Diana Quattrone | EurekAlert!
Study relating to materials testing Detecting damages in non-magnetic steel through magnetism
23.07.2018 | Technische Universität Kaiserslautern
Innovative genetic tests for children with developmental disorders and epilepsy
11.07.2018 | Christian-Albrechts-Universität zu Kiel
New design tool automatically creates nanostructure 3D-print templates for user-given colors
Scientists present work at prestigious SIGGRAPH conference
Most of the objects we see are colored by pigments, but using pigments has disadvantages: such colors can fade, industrial pigments are often toxic, and...
Scientists at the University of California, Los Angeles present new research on a curious cosmic phenomenon known as "whistlers" -- very low frequency packets...
Scientists develop first tool to use machine learning methods to compute flow around interactively designable 3D objects.
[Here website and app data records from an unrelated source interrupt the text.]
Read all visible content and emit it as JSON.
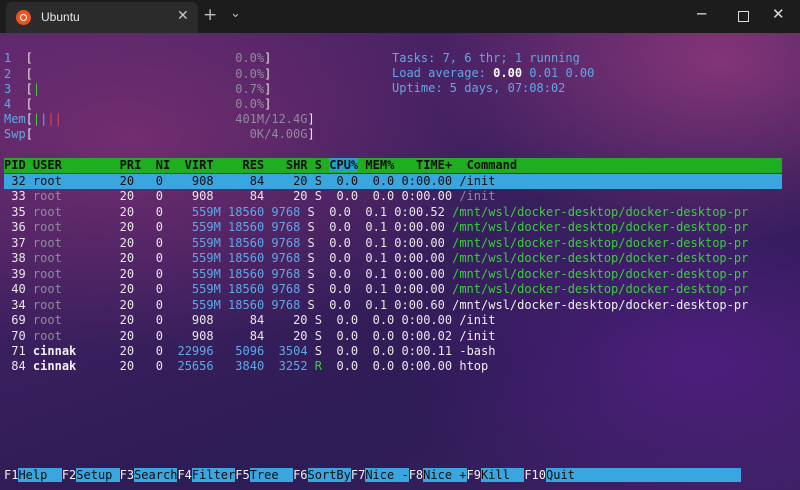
{
  "window": {
    "tab_title": "Ubuntu",
    "close_tab_icon": "close-icon",
    "new_tab_icon": "plus-icon",
    "dropdown_icon": "chevron-down-icon",
    "minimize_icon": "minimize-icon",
    "maximize_icon": "maximize-icon",
    "close_icon": "close-icon"
  },
  "meters": {
    "cpus": [
      {
        "num": "1",
        "bar": "",
        "value": "0.0%"
      },
      {
        "num": "2",
        "bar": "",
        "value": "0.0%"
      },
      {
        "num": "3",
        "bar": "|",
        "value": "0.7%"
      },
      {
        "num": "4",
        "bar": "",
        "value": "0.0%"
      }
    ],
    "mem": {
      "label": "Mem",
      "bar": "||||",
      "value": "401M/12.4G"
    },
    "swp": {
      "label": "Swp",
      "bar": "",
      "value": "0K/4.00G"
    }
  },
  "summary": {
    "tasks_label": "Tasks: ",
    "tasks_value": "7, 6 thr; 1 running",
    "load_label": "Load average: ",
    "load_1": "0.00",
    "load_5": "0.01",
    "load_15": "0.00",
    "uptime_label": "Uptime: ",
    "uptime_value": "5 days, 07:08:02"
  },
  "table": {
    "columns": [
      "PID",
      "USER",
      "PRI",
      "NI",
      "VIRT",
      "RES",
      "SHR",
      "S",
      "CPU%",
      "MEM%",
      "TIME+",
      "Command"
    ],
    "rows": [
      {
        "pid": "32",
        "user": "root",
        "pri": "20",
        "ni": "0",
        "virt": "908",
        "res": "84",
        "shr": "20",
        "s": "S",
        "cpu": "0.0",
        "mem": "0.0",
        "time": "0:00.00",
        "cmd": "/init",
        "selected": true
      },
      {
        "pid": "33",
        "user": "root",
        "pri": "20",
        "ni": "0",
        "virt": "908",
        "res": "84",
        "shr": "20",
        "s": "S",
        "cpu": "0.0",
        "mem": "0.0",
        "time": "0:00.00",
        "cmd": "/init"
      },
      {
        "pid": "35",
        "user": "root",
        "pri": "20",
        "ni": "0",
        "virt": "559M",
        "res": "18560",
        "shr": "9768",
        "s": "S",
        "cpu": "0.0",
        "mem": "0.1",
        "time": "0:00.52",
        "cmd": "/mnt/wsl/docker-desktop/docker-desktop-pr"
      },
      {
        "pid": "36",
        "user": "root",
        "pri": "20",
        "ni": "0",
        "virt": "559M",
        "res": "18560",
        "shr": "9768",
        "s": "S",
        "cpu": "0.0",
        "mem": "0.1",
        "time": "0:00.00",
        "cmd": "/mnt/wsl/docker-desktop/docker-desktop-pr"
      },
      {
        "pid": "37",
        "user": "root",
        "pri": "20",
        "ni": "0",
        "virt": "559M",
        "res": "18560",
        "shr": "9768",
        "s": "S",
        "cpu": "0.0",
        "mem": "0.1",
        "time": "0:00.00",
        "cmd": "/mnt/wsl/docker-desktop/docker-desktop-pr"
      },
      {
        "pid": "38",
        "user": "root",
        "pri": "20",
        "ni": "0",
        "virt": "559M",
        "res": "18560",
        "shr": "9768",
        "s": "S",
        "cpu": "0.0",
        "mem": "0.1",
        "time": "0:00.00",
        "cmd": "/mnt/wsl/docker-desktop/docker-desktop-pr"
      },
      {
        "pid": "39",
        "user": "root",
        "pri": "20",
        "ni": "0",
        "virt": "559M",
        "res": "18560",
        "shr": "9768",
        "s": "S",
        "cpu": "0.0",
        "mem": "0.1",
        "time": "0:00.00",
        "cmd": "/mnt/wsl/docker-desktop/docker-desktop-pr"
      },
      {
        "pid": "40",
        "user": "root",
        "pri": "20",
        "ni": "0",
        "virt": "559M",
        "res": "18560",
        "shr": "9768",
        "s": "S",
        "cpu": "0.0",
        "mem": "0.1",
        "time": "0:00.00",
        "cmd": "/mnt/wsl/docker-desktop/docker-desktop-pr"
      },
      {
        "pid": "34",
        "user": "root",
        "pri": "20",
        "ni": "0",
        "virt": "559M",
        "res": "18560",
        "shr": "9768",
        "s": "S",
        "cpu": "0.0",
        "mem": "0.1",
        "time": "0:00.60",
        "cmd": "/mnt/wsl/docker-desktop/docker-desktop-pr"
      },
      {
        "pid": "69",
        "user": "root",
        "pri": "20",
        "ni": "0",
        "virt": "908",
        "res": "84",
        "shr": "20",
        "s": "S",
        "cpu": "0.0",
        "mem": "0.0",
        "time": "0:00.00",
        "cmd": "/init"
      },
      {
        "pid": "70",
        "user": "root",
        "pri": "20",
        "ni": "0",
        "virt": "908",
        "res": "84",
        "shr": "20",
        "s": "S",
        "cpu": "0.0",
        "mem": "0.0",
        "time": "0:00.02",
        "cmd": "/init"
      },
      {
        "pid": "71",
        "user": "cinnak",
        "pri": "20",
        "ni": "0",
        "virt": "22996",
        "res": "5096",
        "shr": "3504",
        "s": "S",
        "cpu": "0.0",
        "mem": "0.0",
        "time": "0:00.11",
        "cmd": "-bash"
      },
      {
        "pid": "84",
        "user": "cinnak",
        "pri": "20",
        "ni": "0",
        "virt": "25656",
        "res": "3840",
        "shr": "3252",
        "s": "R",
        "cpu": "0.0",
        "mem": "0.0",
        "time": "0:00.00",
        "cmd": "htop"
      }
    ]
  },
  "footer": [
    {
      "key": "F1",
      "label": "Help  "
    },
    {
      "key": "F2",
      "label": "Setup "
    },
    {
      "key": "F3",
      "label": "Search"
    },
    {
      "key": "F4",
      "label": "Filter"
    },
    {
      "key": "F5",
      "label": "Tree  "
    },
    {
      "key": "F6",
      "label": "SortBy"
    },
    {
      "key": "F7",
      "label": "Nice -"
    },
    {
      "key": "F8",
      "label": "Nice +"
    },
    {
      "key": "F9",
      "label": "Kill  "
    },
    {
      "key": "F10",
      "label": "Quit  "
    }
  ],
  "colors": {
    "accent_cyan": "#5fa8e8",
    "header_green": "#1fae1f",
    "selection_blue": "#3aa6e0"
  }
}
Tool will be presented at this year’s prestigious SIGGRAPH conference.
When engineers or designers want to test the aerodynamic properties of the newly designed shape of a car, airplane, or other object, they would normally model...
Researchers from TU Graz and their industry partners have unveiled a world first: the prototype of a robot-controlled, high-speed combined charging system (CCS) for electric vehicles that enables series charging of cars in various parking positions.
Global demand for electric vehicles is forecast to rise sharply: by 2025, the number of new vehicle registrations is expected to reach 25 million per year....
Proteins must be folded correctly to fulfill their molecular functions in cells. Molecular assistants called chaperones help proteins exploit their inbuilt folding potential and reach the correct three-dimensional structure. Researchers at the Max Planck Institute of Biochemistry (MPIB) have demonstrated that actin, the most abundant protein in higher developed cells, does not have the inbuilt potential to fold and instead requires special assistance to fold into its active state. The chaperone TRiC uses a previously undescribed mechanism to perform actin folding. The study was recently published in the journal Cell.
Actin is the most abundant protein in highly developed cells and has diverse functions in processes like cell stabilization, cell division and muscle...
17.08.2018 | Event News
08.08.2018 | Event News
27.07.2018 | Event News
17.08.2018 | Physics and Astronomy
17.08.2018 | Information Technology
17.08.2018 | Life Sciences